The translator of the fragments of Eusebius found in the Coptic catena published by Paul de Lagarde — I’m never sure whether to write “de Lagarde” or “De Lagarde” — has asked for a translation into English of his preface, written in Latin. I have hastily asked Andrew Eastbourne for a construe, and he has kindly said he will produce one in a few days.
The preface contains non-Latin material. So here I am, OCRing it. Chunks of it are in English, although containing misleading information.
According to de Lagarde, Joseph Lightfoot mentions the catena ms. in A plain introduction to the criticism of the New Testament by F. Scrivener, Cambridge, 1874, p. 335, and says:
The volume, *Parham 102, described in the printed Catalogue (no. 1, vellum, p. 27) as a MS of the Gospels of St Matthew and St Mark, is really a selection of passages taken in order from the four Gospels with a patristic catena attached to each. The leaves however are much displaced in the binding, and many are wanting. The title to the first Gospel is + [coptic], etc. ‘The interpretation of the Holy Gospel according to Matthew from numerous doctors and luminaries of the church.’ Among the fathers quoted I observed Athanasius, Basil, Chrysostom, Clement, the two Cyrils (of Jerusalem and of Alexandria). Didymus, Epiphanius, Eusebius, Evagrius, the three Gregories (Thaumaturgus, Nazianzen and Nyssen), Hippolytus, Irenaeus, Severianus of Gabala, Severus of Antioch (often styled simply the Patriarch), Symeon Stylites, Timotheus, and Titus.

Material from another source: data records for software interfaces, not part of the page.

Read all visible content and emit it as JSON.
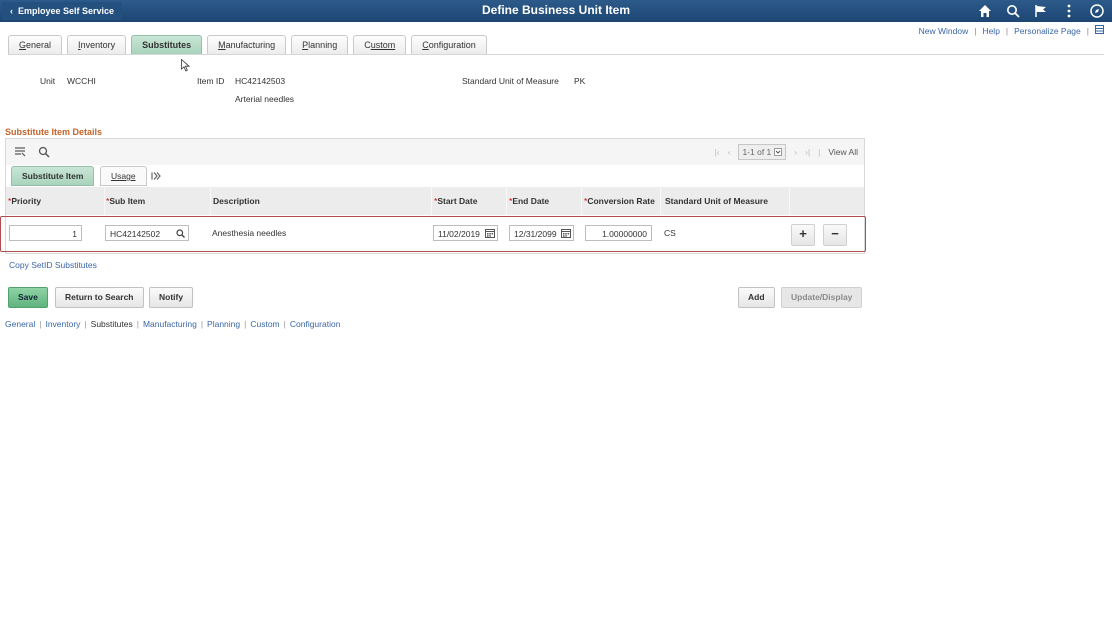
{
  "header": {
    "back_label": "Employee Self Service",
    "title": "Define Business Unit Item",
    "icons": [
      "home-icon",
      "search-icon",
      "flag-icon",
      "more-vertical-icon",
      "navigator-icon"
    ]
  },
  "links": {
    "new_window": "New Window",
    "help": "Help",
    "personalize": "Personalize Page"
  },
  "tabs": [
    {
      "label": "General",
      "key": "G",
      "rest": "eneral"
    },
    {
      "label": "Inventory",
      "key": "I",
      "rest": "nventory"
    },
    {
      "label": "Substitutes",
      "active": true
    },
    {
      "label": "Manufacturing",
      "key": "M",
      "rest": "anufacturing"
    },
    {
      "label": "Planning",
      "key": "P",
      "rest": "lanning"
    },
    {
      "label": "Custom",
      "key": "C",
      "rest": "ustom"
    },
    {
      "label": "Configuration",
      "key": "C",
      "rest": "onfiguration"
    }
  ],
  "info": {
    "unit_label": "Unit",
    "unit_value": "WCCHI",
    "item_id_label": "Item ID",
    "item_id_value": "HC42142503",
    "item_desc": "Arterial needles",
    "uom_label": "Standard Unit of Measure",
    "uom_value": "PK"
  },
  "section": {
    "title": "Substitute Item Details",
    "pager": "1-1 of 1",
    "view_all": "View All",
    "subtabs": {
      "substitute_item": "Substitute Item",
      "usage": "Usage"
    }
  },
  "columns": {
    "priority": "Priority",
    "sub_item": "Sub Item",
    "description": "Description",
    "start_date": "Start Date",
    "end_date": "End Date",
    "conversion_rate": "Conversion Rate",
    "std_uom": "Standard Unit of Measure"
  },
  "row": {
    "priority": "1",
    "sub_item": "HC42142502",
    "description": "Anesthesia needles",
    "start_date": "11/02/2019",
    "end_date": "12/31/2099",
    "conversion_rate": "1.00000000",
    "std_uom": "CS"
  },
  "copy_link": "Copy SetID Substitutes",
  "buttons": {
    "save": "Save",
    "return": "Return to Search",
    "notify": "Notify",
    "add": "Add",
    "update": "Update/Display"
  },
  "footer": {
    "general": "General",
    "inventory": "Inventory",
    "substitutes": "Substitutes",
    "manufacturing": "Manufacturing",
    "planning": "Planning",
    "custom": "Custom",
    "configuration": "Configuration"
  }
}
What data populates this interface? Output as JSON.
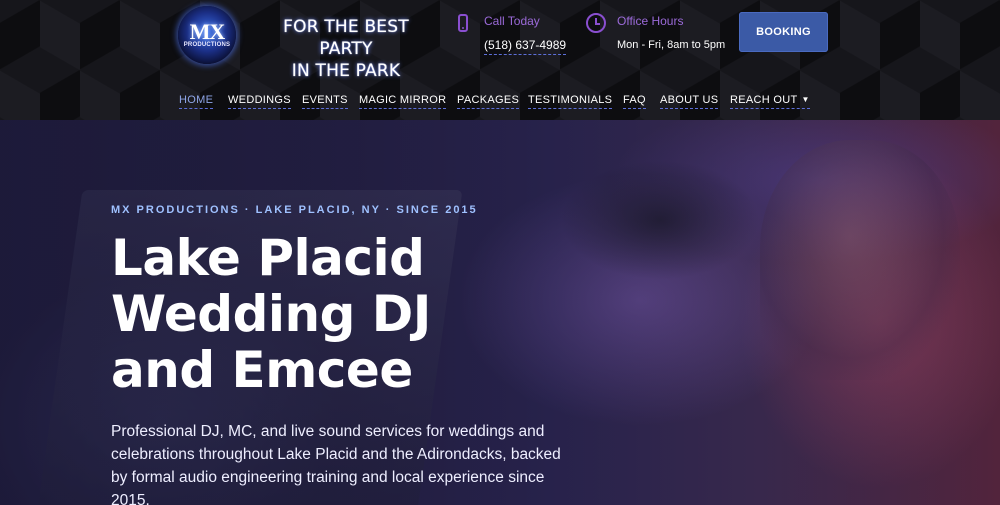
{
  "header": {
    "logo": {
      "mark": "MX",
      "sub": "PRODUCTIONS"
    },
    "tagline": {
      "line1": "FOR THE BEST PARTY",
      "line2": "IN THE PARK"
    },
    "call": {
      "icon": "phone-icon",
      "label": "Call Today",
      "value": "(518) 637-4989"
    },
    "hours": {
      "icon": "clock-icon",
      "label": "Office Hours",
      "value": "Mon - Fri, 8am to 5pm"
    },
    "booking_label": "BOOKING"
  },
  "nav": {
    "items": [
      {
        "label": "HOME",
        "active": true
      },
      {
        "label": "WEDDINGS"
      },
      {
        "label": "EVENTS"
      },
      {
        "label": "MAGIC MIRROR"
      },
      {
        "label": "PACKAGES"
      },
      {
        "label": "TESTIMONIALS"
      },
      {
        "label": "FAQ"
      },
      {
        "label": "ABOUT US"
      },
      {
        "label": "REACH OUT",
        "icon": "chevron-down-icon"
      }
    ]
  },
  "hero": {
    "eyebrow": "MX PRODUCTIONS · LAKE PLACID, NY · SINCE 2015",
    "title_lines": [
      "Lake Placid",
      "Wedding DJ",
      "and Emcee"
    ],
    "description": "Professional DJ, MC, and live sound services for weddings and celebrations throughout Lake Placid and the Adirondacks, backed by formal audio engineering training and local experience since 2015."
  },
  "colors": {
    "accent_purple": "#8a4fd0",
    "booking_blue": "#3b5aa6",
    "eyebrow_blue": "#9fc1ff",
    "nav_active": "#8fa6e8"
  }
}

In the account of this MS in the Catalogue it is stated that ‘the name of the scribe who wrote it is Sapita Leporos, a monk of the monastery, or monastic rule, of Laura under the sway of the great abbot Macarius,’ and the inference is thence drawn that it must have been written before 395, when Macarius died. This early date however is at once set aside by the fact that writers who lived in the sixth century are quoted. Prof. Wright (Journal of Sacred Literature vii. p. 218), observing the name of Severus in the facsimile, points out the error of date, and suggests as an explanation that the colophon (which he had not seen) does not speak of the great Macarius, but of ‘an abbot Macarius.’ The fact is, that though the great Macarius is certainly meant, there is nothing which implies that he was then living. The scribe describes himself as [coptic], I the unhappy one (talaipwroj) who wrote it’ (which has been wrongly read and interpreted as a proper name Sapita Leporos). He then gives his name [coptic] (Theodorus of Busiris?) and adds, [coptic], ‘the unworthy monk of the holy laura of the great abbot Macarius.’ He was merely an inmate of the monastery of St Macarius; see the expression quoted from the Vat. MS lxi in Tattam’s Lexicon p. 842. This magnificent MS would well repay careful inspection; but its value may not be very great for the Memphitic Version, as it is perhaps translated from the Greek …
And I think there is a note in the ms. which reads:
Mr Rt Curzon brought this volume from the Coptic Monastery of Souriani on the Natron Lakes, to the west of the villiage of Jerraneh, on the Nile; in the month of March. 1838. It consists of 254 leaves of vellum, which contain 2 indexes, and the Gospels of St Mathew, & St Mark, with the commentaries of St Cyrill, St Chrysostom, Eusebius, Gregory the Patriarch, Titus, &c.
The leaves are not in their proper places, the two Gospels being mixed together, they have been put together just as they came over, to prevent their being lost. The name of the scribe who wrote this MS, is Zapita Leporos, a monk of the monastery of sic Laura, under the rule of the Abbot Macarius. Macarius of Alexandria, Abbot of the Monks of Nitria, died according to the Art de verifier les Dates; either in the year 395, or 405. it would therefore apper sic that this manuscript must have been written before the end of the fourth century, in which case it is the most antient book in existance sic with a date, several of the Syriac MSS which were brought to England from the same monastery in which this was discovered, are supposed to be of equal antiquity, the earliest of those which have any date given in them, is a quarto of Eusebius, which was written in the year 411. it is now in the British Museum, it seems however that this manuscript is even more antient, as it was probably written about the year 390.
These little snippets of information, or misinformation, may make us smile but they do show scholarship emerging from ignorance, little by little.